• [What you are asked to do]: Every line below that holds the word "into" must be listed.

START Data

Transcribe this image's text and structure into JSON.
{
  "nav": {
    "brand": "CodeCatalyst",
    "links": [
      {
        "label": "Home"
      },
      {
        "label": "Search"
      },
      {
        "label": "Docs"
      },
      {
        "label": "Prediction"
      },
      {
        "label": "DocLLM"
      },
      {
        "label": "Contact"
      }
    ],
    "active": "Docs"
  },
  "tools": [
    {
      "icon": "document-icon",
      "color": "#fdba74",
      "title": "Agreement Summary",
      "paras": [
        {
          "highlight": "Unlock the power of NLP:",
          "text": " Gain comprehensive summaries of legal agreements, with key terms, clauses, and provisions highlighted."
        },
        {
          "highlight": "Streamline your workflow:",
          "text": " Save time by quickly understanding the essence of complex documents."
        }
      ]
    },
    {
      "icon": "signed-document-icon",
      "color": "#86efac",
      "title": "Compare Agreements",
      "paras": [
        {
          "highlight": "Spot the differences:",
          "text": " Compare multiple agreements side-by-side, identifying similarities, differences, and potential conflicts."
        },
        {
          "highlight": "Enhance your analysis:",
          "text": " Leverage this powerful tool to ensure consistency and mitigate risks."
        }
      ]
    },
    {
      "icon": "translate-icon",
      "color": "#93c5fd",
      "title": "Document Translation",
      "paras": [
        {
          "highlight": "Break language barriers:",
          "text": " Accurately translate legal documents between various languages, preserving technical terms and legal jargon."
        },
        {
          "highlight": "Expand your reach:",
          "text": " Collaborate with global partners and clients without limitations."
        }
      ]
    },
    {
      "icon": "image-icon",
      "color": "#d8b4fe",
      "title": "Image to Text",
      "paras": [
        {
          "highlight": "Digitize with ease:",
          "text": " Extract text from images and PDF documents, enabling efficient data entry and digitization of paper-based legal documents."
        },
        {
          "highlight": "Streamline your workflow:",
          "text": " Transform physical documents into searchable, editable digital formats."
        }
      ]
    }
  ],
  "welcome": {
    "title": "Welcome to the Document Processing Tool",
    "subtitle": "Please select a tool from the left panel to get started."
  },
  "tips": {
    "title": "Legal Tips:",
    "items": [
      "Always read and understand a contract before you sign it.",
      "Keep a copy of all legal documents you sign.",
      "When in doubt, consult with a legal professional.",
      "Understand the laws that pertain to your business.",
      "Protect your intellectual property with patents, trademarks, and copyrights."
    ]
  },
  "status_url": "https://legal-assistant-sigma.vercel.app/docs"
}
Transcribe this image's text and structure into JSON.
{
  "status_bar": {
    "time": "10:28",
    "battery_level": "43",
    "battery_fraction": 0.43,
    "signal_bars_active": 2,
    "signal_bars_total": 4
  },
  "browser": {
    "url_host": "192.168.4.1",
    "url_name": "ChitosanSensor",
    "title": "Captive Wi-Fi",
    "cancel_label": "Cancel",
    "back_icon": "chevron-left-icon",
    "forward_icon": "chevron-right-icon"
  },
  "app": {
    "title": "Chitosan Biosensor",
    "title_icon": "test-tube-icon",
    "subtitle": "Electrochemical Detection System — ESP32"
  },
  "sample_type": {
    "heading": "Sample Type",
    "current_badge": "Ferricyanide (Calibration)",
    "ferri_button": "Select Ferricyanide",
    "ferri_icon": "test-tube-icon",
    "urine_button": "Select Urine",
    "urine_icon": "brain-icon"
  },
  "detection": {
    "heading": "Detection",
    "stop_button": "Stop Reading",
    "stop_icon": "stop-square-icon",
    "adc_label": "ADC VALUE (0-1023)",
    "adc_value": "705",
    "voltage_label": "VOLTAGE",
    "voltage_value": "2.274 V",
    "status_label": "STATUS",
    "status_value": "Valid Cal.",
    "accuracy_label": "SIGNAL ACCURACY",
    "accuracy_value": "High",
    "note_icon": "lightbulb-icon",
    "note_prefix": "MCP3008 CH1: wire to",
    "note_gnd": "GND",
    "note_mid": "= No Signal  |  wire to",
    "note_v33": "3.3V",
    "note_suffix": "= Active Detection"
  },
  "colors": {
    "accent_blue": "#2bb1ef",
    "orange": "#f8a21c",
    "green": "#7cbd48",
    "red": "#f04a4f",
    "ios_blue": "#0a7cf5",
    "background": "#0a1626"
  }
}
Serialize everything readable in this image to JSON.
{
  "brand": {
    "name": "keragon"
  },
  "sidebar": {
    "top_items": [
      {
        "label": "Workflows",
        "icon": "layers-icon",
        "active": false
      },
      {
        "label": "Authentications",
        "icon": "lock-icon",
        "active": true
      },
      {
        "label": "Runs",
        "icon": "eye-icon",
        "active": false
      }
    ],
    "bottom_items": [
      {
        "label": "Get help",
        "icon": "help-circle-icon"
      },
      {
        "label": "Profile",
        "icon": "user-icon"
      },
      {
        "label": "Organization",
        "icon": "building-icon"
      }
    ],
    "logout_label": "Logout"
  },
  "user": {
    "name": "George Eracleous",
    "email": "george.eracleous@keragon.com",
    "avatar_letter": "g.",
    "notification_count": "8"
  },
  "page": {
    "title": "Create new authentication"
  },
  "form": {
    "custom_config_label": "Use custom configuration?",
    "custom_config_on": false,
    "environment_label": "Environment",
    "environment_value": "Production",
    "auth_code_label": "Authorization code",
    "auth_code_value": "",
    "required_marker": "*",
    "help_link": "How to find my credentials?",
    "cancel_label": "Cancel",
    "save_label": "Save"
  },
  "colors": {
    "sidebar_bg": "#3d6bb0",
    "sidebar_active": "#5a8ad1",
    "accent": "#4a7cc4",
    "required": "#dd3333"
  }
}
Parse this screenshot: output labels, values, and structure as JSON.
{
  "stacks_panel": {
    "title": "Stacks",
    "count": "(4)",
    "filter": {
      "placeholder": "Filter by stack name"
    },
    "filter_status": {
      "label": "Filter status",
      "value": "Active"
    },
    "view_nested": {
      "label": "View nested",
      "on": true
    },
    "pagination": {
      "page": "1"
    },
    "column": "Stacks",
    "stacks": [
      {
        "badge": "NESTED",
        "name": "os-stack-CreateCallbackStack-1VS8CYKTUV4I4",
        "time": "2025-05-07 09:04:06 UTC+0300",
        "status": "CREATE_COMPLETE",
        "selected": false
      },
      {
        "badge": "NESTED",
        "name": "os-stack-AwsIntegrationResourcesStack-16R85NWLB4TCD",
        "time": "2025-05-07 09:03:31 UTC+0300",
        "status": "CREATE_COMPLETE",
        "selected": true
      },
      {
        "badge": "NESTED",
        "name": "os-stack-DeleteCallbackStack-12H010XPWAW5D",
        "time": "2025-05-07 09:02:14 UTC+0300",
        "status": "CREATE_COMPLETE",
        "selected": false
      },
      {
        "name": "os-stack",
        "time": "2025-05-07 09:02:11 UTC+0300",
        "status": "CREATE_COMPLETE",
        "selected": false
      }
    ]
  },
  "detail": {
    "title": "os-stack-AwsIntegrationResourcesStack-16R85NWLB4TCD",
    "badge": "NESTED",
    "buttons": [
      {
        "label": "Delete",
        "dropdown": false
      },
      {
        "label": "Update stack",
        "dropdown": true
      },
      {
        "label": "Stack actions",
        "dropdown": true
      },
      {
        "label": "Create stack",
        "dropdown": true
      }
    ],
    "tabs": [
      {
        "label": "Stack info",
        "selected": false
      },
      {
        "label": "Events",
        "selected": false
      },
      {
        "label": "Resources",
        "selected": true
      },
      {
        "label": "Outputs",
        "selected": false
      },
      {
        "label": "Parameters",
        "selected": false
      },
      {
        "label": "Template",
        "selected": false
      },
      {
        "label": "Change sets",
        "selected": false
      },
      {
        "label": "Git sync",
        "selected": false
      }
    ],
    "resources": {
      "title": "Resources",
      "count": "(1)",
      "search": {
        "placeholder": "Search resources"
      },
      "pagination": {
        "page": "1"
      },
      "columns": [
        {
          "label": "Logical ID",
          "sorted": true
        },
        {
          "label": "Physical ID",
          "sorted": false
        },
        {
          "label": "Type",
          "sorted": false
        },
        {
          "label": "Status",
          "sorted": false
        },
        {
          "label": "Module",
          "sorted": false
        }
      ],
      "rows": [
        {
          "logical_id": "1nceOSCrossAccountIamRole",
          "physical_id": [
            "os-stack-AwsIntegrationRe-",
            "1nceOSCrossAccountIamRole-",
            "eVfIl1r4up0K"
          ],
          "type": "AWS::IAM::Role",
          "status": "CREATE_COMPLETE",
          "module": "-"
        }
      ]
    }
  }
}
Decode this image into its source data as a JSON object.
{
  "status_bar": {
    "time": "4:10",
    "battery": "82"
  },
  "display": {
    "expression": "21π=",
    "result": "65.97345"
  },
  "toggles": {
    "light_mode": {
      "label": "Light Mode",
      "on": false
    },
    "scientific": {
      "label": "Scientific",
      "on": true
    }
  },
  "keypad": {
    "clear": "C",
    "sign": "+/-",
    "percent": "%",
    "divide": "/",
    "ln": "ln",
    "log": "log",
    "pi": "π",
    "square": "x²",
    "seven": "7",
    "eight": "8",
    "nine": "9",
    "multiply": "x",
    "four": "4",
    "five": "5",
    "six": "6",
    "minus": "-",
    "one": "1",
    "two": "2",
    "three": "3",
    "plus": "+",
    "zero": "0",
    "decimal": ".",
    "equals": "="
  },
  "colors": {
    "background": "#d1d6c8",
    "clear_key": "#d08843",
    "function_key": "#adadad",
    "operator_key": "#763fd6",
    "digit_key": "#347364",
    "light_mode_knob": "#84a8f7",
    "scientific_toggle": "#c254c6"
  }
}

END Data

• [Answer box]:
Transcribe this image's text and structure into JSON.
          "text": " Transform physical documents into searchable, editable digital formats."
Transcribe this image's text and structure into JSON.
Decode this image into its source data as a JSON object.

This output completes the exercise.